Buddhists view PLWHAs as their brothers and sisters and treat them with unconditional love and compassion. – Mr Henry Baey, president of the Buddhist Fellowship

Muslim, Buddhist and Catholic representatives share how their religions view the condition

An interfaith forum, comprising representatives from the Muslim, Buddhist and Catholic faiths, discussed how their religions view HIV/AIDS and care for People Living with HIV/AIDS (PLWHAs).

About 40 people attended the Dec 6 forum held at Blessed Sacrament Church’s Damien Hall and organised by the Catholic AIDs Response Efforts.

One should regard bad things happening to people as a test from God, a way to bring believers closer to God. – Mr Feisal Abdul Rahman, a volunteer with AMPUH

Mr Henry Baey, president of the Buddhist Fellowship, told the gathering that Buddhism does not view HIV/AIDS as a punishment and sees it as “a human disease like any other”.

This is because Buddhism teaches that “life is subject to suffering … these are how things are”, he said. Contracting diseases is part and parcel of human existence, he added.

There is no difference between a person with diabetes and a person with HIV/AIDS, he stressed.

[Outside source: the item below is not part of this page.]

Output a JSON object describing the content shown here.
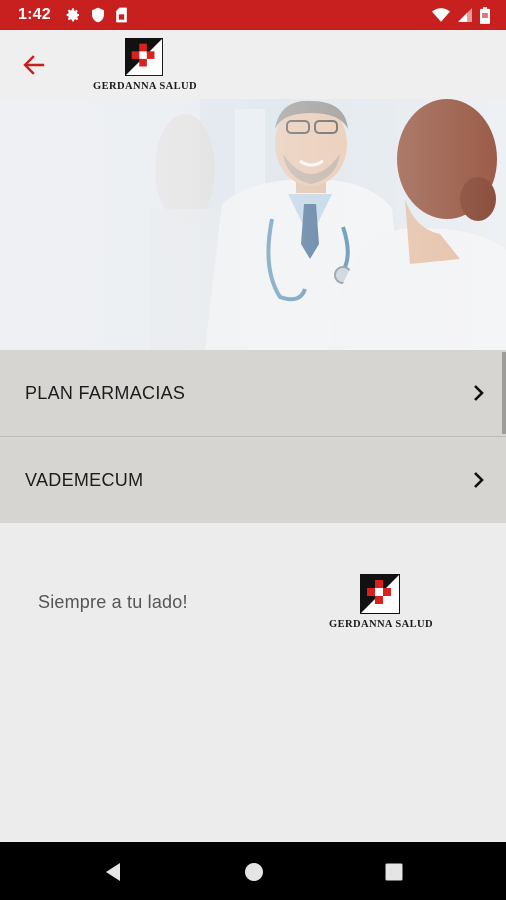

Buddhists view PLWHAs as “their brothers and sisters” and treat them with “unconditional love and compassion”. It is also not in the interest of Buddhists to ask why the person got the disease or to lay blame, but to help the patient deal with the condition, he added.

The disease must never be regarded as a form of punishment from God. – Sacred Heart Fr Gerardus Suyono, assistant priest, Blessed Sacrament Church

A group of Buddhist volunteers also visit the Communicable Disease Centre to offer social and spiritual support to those suffering from AIDS, he said.

Mr Feisal Abdul Rahman, a volunteer from Anak Melayu Islam Melawan Penyakit Unik HIV/AIDS (AMPUH) under Action for AIDs, said one should see God’s compassion and mercy in plagues or natural disasters, despite verses in the Bible and Qur’an stating how God sent these to punish mankind.

One should regard bad things happening to people as a test from God, a way to bring believers closer to God. It is also a way to bring community members to care for other community members, he added.

AMPUH was established in Nov 1999 to raise community awareness, encourage community participation and enhance community support for Malay/Muslim HIV/AIDS patients.

Sacred Heart Fr Gerardus Suyono, assistant priest of Blessed Sacrament Church, shared the Catholic Church’s view of HIV/AIDS.

The disease must never be regarded as a form of punishment from God, he stressed. He reiterated the Church’s position on the value and dignity of the human person, and the sanctity of each person’s body as a temple of the Holy Spirit.

Fr Suyono also said condoms do not help to check the spread of the disease. The only way to prevent HIV is through abstinence, he said.

He added that the Catholic Church is very much involved in advocacy efforts and in fighting the disease in Africa. He added that it “would be beautiful” for the different faiths in Singapore “to connect and do something together”.

Fr Suyono also said he provides pastoral counselling and spiritual support to PLWHAs.

Responding to a question during the question-and-answer session on the use of condoms for sex workers, Fr Suyono said the Church tries to educate them on the true meaning of one’s sexuality as well as the sacredness of the human body in the hope for a behavioural change.

Mr Baey, on the other hand, said Buddhists do not object to the use of condoms to prevent the spread of HIV/AIDS.

Mr Feisal also said that based on the interpretation of different religious scholars, the use of condoms is permissible to prevent HIV infection.

Presenting the topic on HIV Stigma and Discrimination, Ms Ho Lai Peng, principal medical social worker at Tan Tock Seng Hospital, shared that PLWHAs face discrimination in the workplace as well as difficulties finding accommodation.

She urged the different faith communities to show compassion to such people.

Members of the audience said they learnt much from the forum.

Miss Dorothy Phng, 19, from the Church of St Anthony said the discussion highlighted the similarities among the different faiths in their response to HIV/AIDS.

Her friend, Miss Genevieve Lai, 19, said it would be good if the different faiths can work together to help those with HIV/AIDS since all have a common goal of doing good.

By Darren Boon
This email address is being protected from spambots. You need JavaScript enabled to view it.



Share this post

Submit to FacebookSubmit to Google PlusSubmit to Twitter